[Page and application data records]
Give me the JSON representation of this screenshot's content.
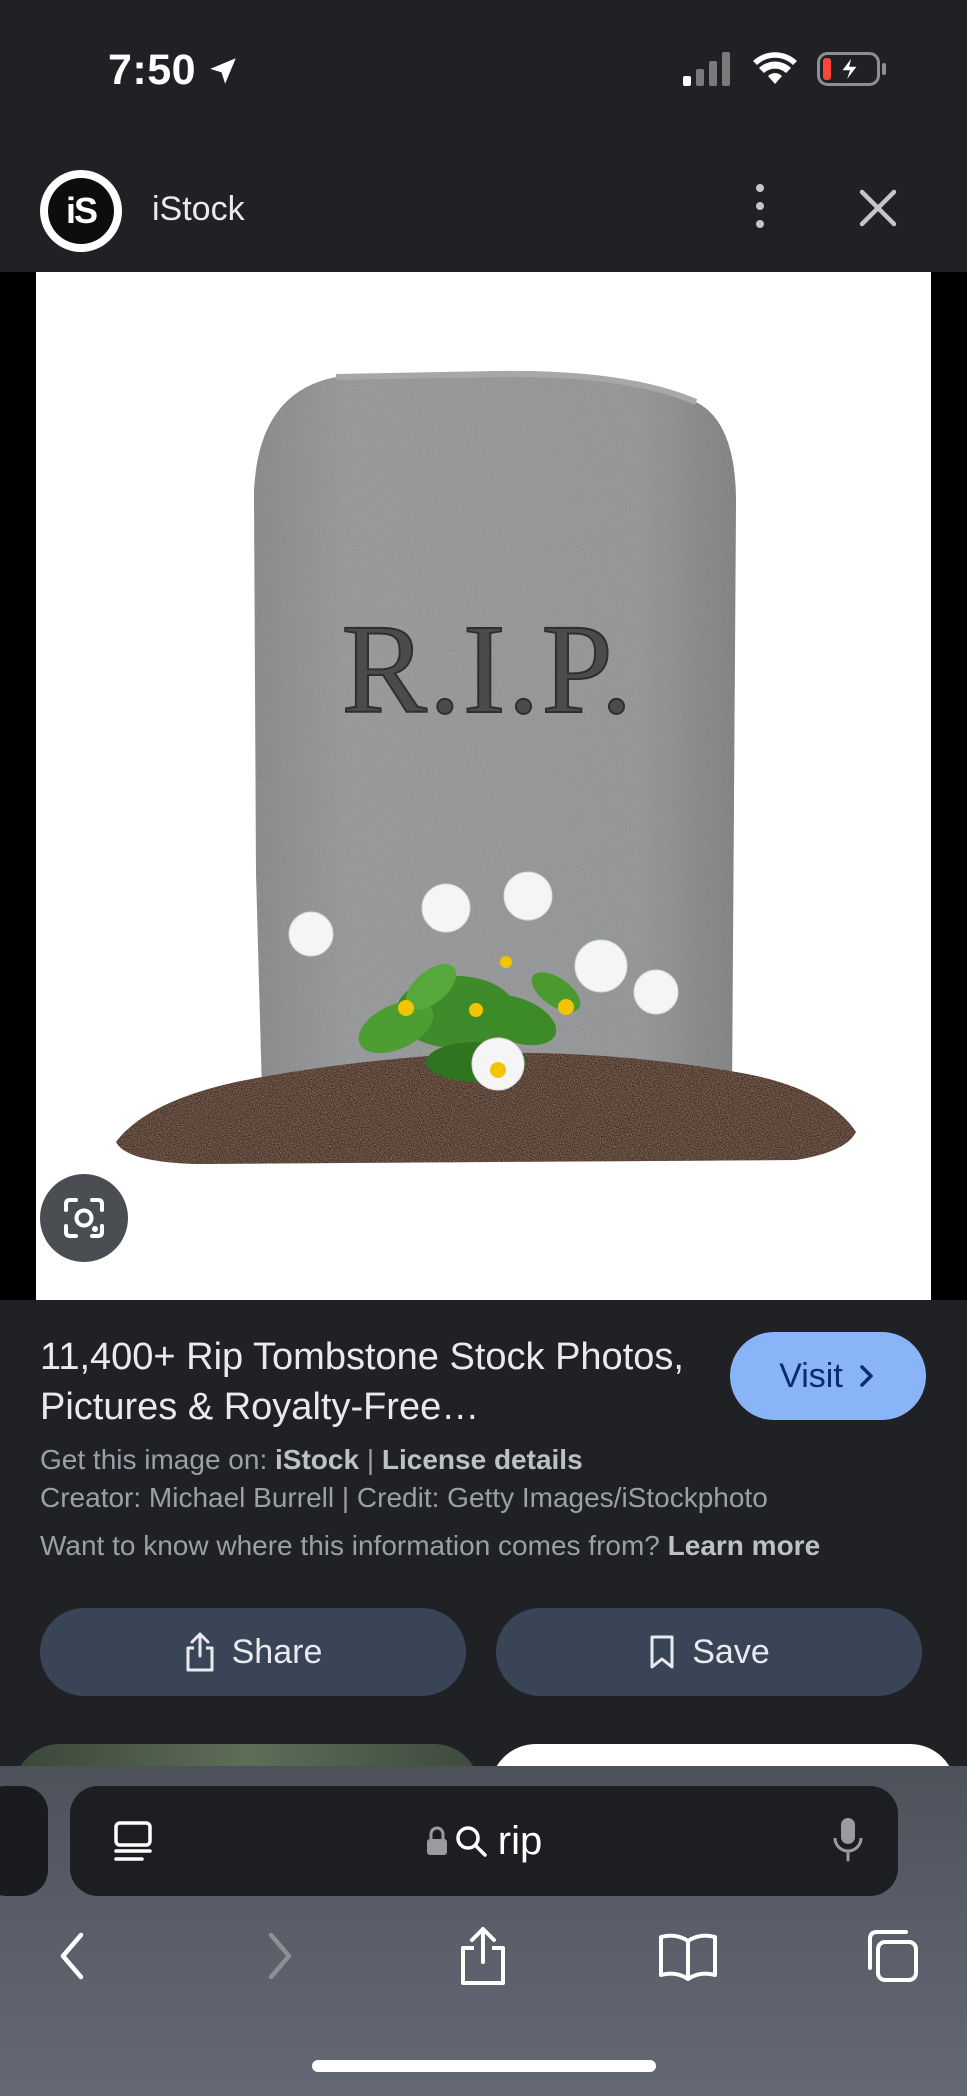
{
  "status_bar": {
    "time": "7:50",
    "battery_color": "#ff453a"
  },
  "header": {
    "logo_text": "iS",
    "site_name": "iStock"
  },
  "image": {
    "engraving": "R.I.P."
  },
  "result": {
    "title": "11,400+ Rip Tombstone Stock Photos, Pictures & Royalty-Free…",
    "visit_label": "Visit",
    "get_image_prefix": "Get this image on: ",
    "get_image_source": "iStock",
    "separator": " | ",
    "license_label": "License details",
    "creator_line": "Creator: Michael Burrell | Credit: Getty Images/iStockphoto",
    "info_question": "Want to know where this information comes from? ",
    "learn_more": "Learn more",
    "share_label": "Share",
    "save_label": "Save"
  },
  "browser": {
    "address_text": "rip"
  },
  "colors": {
    "background": "#202124",
    "visit_button": "#8ab4f8",
    "action_button": "#394457"
  }
}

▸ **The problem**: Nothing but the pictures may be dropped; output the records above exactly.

▸ **Task result**:
Give me the JSON representation of this screenshot's content.
{
  "status_bar": {
    "time": "7:50",
    "battery_color": "#ff453a"
  },
  "header": {
    "logo_text": "iS",
    "site_name": "iStock"
  },
  "image": {
    "engraving": "R.I.P."
  },
  "result": {
    "title": "11,400+ Rip Tombstone Stock Photos, Pictures & Royalty-Free…",
    "visit_label": "Visit",
    "get_image_prefix": "Get this image on: ",
    "get_image_source": "iStock",
    "separator": " | ",
    "license_label": "License details",
    "creator_line": "Creator: Michael Burrell | Credit: Getty Images/iStockphoto",
    "info_question": "Want to know where this information comes from? ",
    "learn_more": "Learn more",
    "share_label": "Share",
    "save_label": "Save"
  },
  "browser": {
    "address_text": "rip"
  },
  "colors": {
    "background": "#202124",
    "visit_button": "#8ab4f8",
    "action_button": "#394457"
  }
}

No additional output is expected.